Monday, December 18, 2006
How Christmas made us Criminals
It started off innocently enough. Even though it is a typical mid-December 90 plus degrees and we are 8 hours from the nearest mall, we still feel the urge for some few Christmas essentials: baking cookies, lighting candles, listening to carols. And a tree, a live, fresh-cut pine-type of tree, with green needles. Last year we noticed the appearance of what would have been in the USA a Christmas Tree farm, but in Uganda is a National Foresty Authority (N-F-A) timber plantation. We stopped at the office (closed), found some friendly employees, asked for permission to take one tree. They readily prepared to dig up a seedling, when we indicated our desire for a five-foot maturing tree. They were skeptical. Scott started to hack it down with a panga. They were incredulous. They tried to explain to us that the tree would not live if we took it without roots . . . We tried to explain the concept of a Christmas tree . . . In the end we left with a reasonable tree and gave them a tip and everyone was happy.
So this year we went back for round two. Same office. Closed again. Same employees chatting outside on the steps. This time they understood us, greeted us like long lost friends, hopped onto the truck to take us to an appropriate section of forest. On the way they waved to a puzzled looking man whom we took to be the driver of a stalled truck.
We were dead wrong. We had just chopped our little tree down and were wrapping it up to put on top of our loaded truck, when that man and a colleague zoomed up behind us in an official N-F-A truck, jumped out, and started yelling. We were stealing a tree, we were defrauding the country, we were ruining the environment, we were promoting corruption. On and on they went. Over the years we have learned that the best reaction in this situation of extreme anger and power posturing is to be humble, and we were feeling pretty guilty anyway. We sat on the ground. We apologized. We appealed. They talked of huge sums of money in fines. They talked of the police station. They talked of the newspapers. They talked of court. We patiently begged forgiveness and explained our story. Jack was in the car crying. Everyone else was certain that Christmas had just been ruined.
But over time they ran out of steam. They started asking us about who we were, what we did. They slowly warmed up to us (no doubt divine intervention!). Since we had actually gone to the office to begin with and since we were dealing with actual employees of the foresty authority, they started to take the view that we were simply misguided and not actual thieves. The tree was loaded into their truck and we all drove to their office together. The door was unlocked, we sat down, apologized again, and signed the official guest book. Under “reason for visit” Scott wrote “to admire your beautiful forest and seek a Christmas Tree.” At which point the man in charge decided that it would be a legitimate public relations gesture to donate a tree to the crazy bazungu. So the tree was transferred to our truck, we drove away with smiles and waves to our new friends.

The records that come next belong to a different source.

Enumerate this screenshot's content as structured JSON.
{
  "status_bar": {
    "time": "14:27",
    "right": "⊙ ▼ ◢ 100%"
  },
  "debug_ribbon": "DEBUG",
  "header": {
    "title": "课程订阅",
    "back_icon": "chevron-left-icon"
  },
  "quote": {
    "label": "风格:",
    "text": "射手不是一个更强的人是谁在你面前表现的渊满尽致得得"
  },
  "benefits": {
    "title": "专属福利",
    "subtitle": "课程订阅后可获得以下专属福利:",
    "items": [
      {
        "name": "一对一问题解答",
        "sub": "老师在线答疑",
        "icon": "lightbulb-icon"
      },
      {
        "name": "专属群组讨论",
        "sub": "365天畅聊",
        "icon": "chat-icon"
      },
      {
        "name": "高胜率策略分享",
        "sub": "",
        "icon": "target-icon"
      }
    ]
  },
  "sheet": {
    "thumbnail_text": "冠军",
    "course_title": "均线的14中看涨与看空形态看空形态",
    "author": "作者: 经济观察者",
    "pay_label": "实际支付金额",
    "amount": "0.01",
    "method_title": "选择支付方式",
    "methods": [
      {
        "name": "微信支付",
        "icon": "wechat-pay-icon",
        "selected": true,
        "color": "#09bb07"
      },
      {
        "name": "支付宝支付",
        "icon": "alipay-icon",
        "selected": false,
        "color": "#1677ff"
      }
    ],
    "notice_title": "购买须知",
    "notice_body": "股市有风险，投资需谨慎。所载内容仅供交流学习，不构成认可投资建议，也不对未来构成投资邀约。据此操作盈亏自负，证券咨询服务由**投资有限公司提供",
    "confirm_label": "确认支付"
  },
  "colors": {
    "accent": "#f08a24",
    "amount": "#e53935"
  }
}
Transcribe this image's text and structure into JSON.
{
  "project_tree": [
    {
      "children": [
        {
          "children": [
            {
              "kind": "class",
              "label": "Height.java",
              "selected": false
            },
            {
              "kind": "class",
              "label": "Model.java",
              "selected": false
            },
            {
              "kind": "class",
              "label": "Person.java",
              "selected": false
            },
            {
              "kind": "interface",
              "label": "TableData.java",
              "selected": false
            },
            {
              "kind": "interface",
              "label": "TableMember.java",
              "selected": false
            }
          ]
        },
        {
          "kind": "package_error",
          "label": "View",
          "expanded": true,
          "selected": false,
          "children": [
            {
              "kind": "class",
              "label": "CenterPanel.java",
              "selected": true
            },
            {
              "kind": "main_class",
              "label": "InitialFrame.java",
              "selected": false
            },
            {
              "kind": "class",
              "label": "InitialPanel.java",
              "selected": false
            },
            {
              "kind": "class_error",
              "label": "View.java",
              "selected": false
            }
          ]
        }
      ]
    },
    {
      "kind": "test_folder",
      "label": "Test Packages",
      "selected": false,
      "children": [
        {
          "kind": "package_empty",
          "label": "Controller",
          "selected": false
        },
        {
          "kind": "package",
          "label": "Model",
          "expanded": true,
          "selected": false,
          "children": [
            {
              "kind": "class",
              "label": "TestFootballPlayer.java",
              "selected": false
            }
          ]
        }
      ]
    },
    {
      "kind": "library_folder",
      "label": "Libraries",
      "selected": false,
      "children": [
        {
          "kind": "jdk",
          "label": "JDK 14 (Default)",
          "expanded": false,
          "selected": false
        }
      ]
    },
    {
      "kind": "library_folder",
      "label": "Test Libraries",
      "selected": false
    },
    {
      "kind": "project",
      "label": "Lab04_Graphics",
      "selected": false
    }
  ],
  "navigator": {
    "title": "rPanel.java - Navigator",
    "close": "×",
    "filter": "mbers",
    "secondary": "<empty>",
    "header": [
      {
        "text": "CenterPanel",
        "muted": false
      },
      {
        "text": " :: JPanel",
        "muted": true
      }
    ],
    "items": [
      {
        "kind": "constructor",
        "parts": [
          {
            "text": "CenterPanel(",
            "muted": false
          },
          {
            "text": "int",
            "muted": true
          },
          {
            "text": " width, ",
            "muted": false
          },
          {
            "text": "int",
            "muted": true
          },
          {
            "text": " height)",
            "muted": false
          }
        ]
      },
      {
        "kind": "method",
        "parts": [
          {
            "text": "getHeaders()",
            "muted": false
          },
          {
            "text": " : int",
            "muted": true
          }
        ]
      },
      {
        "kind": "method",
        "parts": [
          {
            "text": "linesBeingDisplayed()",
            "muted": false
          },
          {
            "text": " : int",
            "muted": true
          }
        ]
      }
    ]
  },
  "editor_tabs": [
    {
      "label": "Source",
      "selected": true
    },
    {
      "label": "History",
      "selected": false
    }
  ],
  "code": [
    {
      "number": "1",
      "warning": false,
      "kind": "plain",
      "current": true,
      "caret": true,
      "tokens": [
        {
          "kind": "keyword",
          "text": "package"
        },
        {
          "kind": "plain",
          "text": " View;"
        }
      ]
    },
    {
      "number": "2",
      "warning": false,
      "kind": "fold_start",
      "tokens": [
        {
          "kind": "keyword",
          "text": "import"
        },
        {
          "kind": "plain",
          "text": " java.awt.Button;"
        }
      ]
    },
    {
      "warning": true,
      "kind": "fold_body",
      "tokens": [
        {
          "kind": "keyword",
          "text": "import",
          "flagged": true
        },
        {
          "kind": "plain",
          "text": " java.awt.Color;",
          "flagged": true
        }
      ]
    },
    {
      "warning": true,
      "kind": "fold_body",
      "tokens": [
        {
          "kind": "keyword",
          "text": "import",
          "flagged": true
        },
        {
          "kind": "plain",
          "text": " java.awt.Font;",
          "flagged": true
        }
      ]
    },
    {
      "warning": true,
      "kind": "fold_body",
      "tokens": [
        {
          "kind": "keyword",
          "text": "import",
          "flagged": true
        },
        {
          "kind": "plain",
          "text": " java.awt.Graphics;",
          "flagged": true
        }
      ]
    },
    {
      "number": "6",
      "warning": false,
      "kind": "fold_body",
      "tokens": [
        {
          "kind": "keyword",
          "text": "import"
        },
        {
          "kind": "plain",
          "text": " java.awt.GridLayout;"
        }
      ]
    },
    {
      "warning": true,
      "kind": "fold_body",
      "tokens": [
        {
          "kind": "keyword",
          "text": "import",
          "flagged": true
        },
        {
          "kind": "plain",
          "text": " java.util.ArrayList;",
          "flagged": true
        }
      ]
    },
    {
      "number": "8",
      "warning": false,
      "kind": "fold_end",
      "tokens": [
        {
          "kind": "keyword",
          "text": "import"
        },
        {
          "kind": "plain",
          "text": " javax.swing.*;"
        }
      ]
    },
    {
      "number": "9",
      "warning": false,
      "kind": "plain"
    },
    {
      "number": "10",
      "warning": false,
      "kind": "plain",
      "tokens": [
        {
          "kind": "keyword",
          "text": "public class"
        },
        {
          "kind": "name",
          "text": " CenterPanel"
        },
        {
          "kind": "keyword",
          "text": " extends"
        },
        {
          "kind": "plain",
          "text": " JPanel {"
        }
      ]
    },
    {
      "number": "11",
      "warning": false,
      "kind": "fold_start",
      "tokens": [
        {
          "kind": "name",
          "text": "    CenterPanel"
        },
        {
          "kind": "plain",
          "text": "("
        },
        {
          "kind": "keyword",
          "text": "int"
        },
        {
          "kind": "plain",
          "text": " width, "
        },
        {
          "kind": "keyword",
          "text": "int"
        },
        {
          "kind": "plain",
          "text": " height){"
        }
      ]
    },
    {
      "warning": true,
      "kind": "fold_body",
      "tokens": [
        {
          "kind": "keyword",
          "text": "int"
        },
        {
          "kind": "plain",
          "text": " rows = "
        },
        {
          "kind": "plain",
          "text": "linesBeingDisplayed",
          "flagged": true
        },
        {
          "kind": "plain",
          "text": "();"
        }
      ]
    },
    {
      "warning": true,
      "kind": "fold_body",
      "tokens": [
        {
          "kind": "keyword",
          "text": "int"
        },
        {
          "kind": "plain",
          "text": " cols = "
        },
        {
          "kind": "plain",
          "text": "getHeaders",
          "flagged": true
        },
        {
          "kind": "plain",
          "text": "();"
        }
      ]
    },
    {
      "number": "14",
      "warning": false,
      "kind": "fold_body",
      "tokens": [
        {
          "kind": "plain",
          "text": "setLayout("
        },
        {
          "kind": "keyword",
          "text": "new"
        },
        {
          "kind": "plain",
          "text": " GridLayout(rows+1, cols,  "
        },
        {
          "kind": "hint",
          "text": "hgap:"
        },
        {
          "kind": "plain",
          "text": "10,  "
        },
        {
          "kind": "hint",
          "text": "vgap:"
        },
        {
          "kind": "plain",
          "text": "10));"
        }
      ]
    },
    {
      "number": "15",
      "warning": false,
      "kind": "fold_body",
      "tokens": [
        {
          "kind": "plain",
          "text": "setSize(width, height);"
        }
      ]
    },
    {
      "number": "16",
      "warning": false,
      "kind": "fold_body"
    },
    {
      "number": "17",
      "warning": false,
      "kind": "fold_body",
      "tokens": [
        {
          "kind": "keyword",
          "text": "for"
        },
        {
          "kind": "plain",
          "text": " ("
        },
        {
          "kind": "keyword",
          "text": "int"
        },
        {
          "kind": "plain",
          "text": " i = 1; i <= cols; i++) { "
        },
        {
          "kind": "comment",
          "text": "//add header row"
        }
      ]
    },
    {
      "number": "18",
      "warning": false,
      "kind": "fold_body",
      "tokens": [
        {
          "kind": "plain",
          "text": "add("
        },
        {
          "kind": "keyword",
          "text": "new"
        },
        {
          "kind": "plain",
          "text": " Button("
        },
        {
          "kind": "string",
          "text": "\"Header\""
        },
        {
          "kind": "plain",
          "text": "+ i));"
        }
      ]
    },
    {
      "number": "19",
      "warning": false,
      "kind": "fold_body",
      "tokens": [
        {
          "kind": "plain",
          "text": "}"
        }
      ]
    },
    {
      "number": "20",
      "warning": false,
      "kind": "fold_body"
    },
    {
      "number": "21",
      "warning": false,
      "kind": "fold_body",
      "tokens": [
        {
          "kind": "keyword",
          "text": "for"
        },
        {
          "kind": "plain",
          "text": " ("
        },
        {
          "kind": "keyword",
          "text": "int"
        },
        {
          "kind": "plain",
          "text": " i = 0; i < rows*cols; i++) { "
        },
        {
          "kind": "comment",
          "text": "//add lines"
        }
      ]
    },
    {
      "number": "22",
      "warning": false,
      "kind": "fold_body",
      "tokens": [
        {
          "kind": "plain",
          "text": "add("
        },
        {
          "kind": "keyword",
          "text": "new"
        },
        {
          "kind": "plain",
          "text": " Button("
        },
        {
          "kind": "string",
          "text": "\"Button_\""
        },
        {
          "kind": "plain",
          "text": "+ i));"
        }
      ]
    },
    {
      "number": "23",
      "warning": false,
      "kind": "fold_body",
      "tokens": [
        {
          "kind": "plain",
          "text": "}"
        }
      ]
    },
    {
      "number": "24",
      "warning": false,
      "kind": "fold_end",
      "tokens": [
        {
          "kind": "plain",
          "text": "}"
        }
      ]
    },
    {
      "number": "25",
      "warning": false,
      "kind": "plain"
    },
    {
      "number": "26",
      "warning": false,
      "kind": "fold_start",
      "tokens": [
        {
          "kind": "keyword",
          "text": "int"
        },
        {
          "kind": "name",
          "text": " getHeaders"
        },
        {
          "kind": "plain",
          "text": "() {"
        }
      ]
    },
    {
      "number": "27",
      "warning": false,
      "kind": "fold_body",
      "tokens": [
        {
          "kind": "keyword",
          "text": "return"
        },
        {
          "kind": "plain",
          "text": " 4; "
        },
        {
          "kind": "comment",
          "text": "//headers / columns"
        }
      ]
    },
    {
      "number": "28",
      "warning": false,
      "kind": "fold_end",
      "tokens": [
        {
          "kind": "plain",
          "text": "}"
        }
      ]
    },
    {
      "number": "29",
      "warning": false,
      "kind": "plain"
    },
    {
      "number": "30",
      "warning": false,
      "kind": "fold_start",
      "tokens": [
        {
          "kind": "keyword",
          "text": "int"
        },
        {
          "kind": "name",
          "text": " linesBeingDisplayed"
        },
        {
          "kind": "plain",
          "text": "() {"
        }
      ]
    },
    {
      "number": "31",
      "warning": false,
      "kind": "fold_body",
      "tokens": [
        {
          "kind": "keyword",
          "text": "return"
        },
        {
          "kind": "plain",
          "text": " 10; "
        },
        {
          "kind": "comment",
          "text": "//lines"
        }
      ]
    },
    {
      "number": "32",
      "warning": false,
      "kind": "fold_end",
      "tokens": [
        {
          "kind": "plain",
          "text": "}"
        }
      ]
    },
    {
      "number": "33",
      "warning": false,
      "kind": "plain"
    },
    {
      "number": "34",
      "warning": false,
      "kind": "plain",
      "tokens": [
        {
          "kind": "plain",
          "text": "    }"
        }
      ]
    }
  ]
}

So a mere hour of suffering the anxiety of not knowing if we were about to land in jail or fined or disgraced . . . was the price we paid, but we now have a nice little tree supporting a strand of lights and as many ornaments as we could manage. And I suppose Christmas is important because we are all criminals on some level. So this year we’ll look at our tree and be thankful we were mercifully let off the small hook of the Ugandan National Foresty Authority, and the big hook of all we deserve from God. Merry Christmas.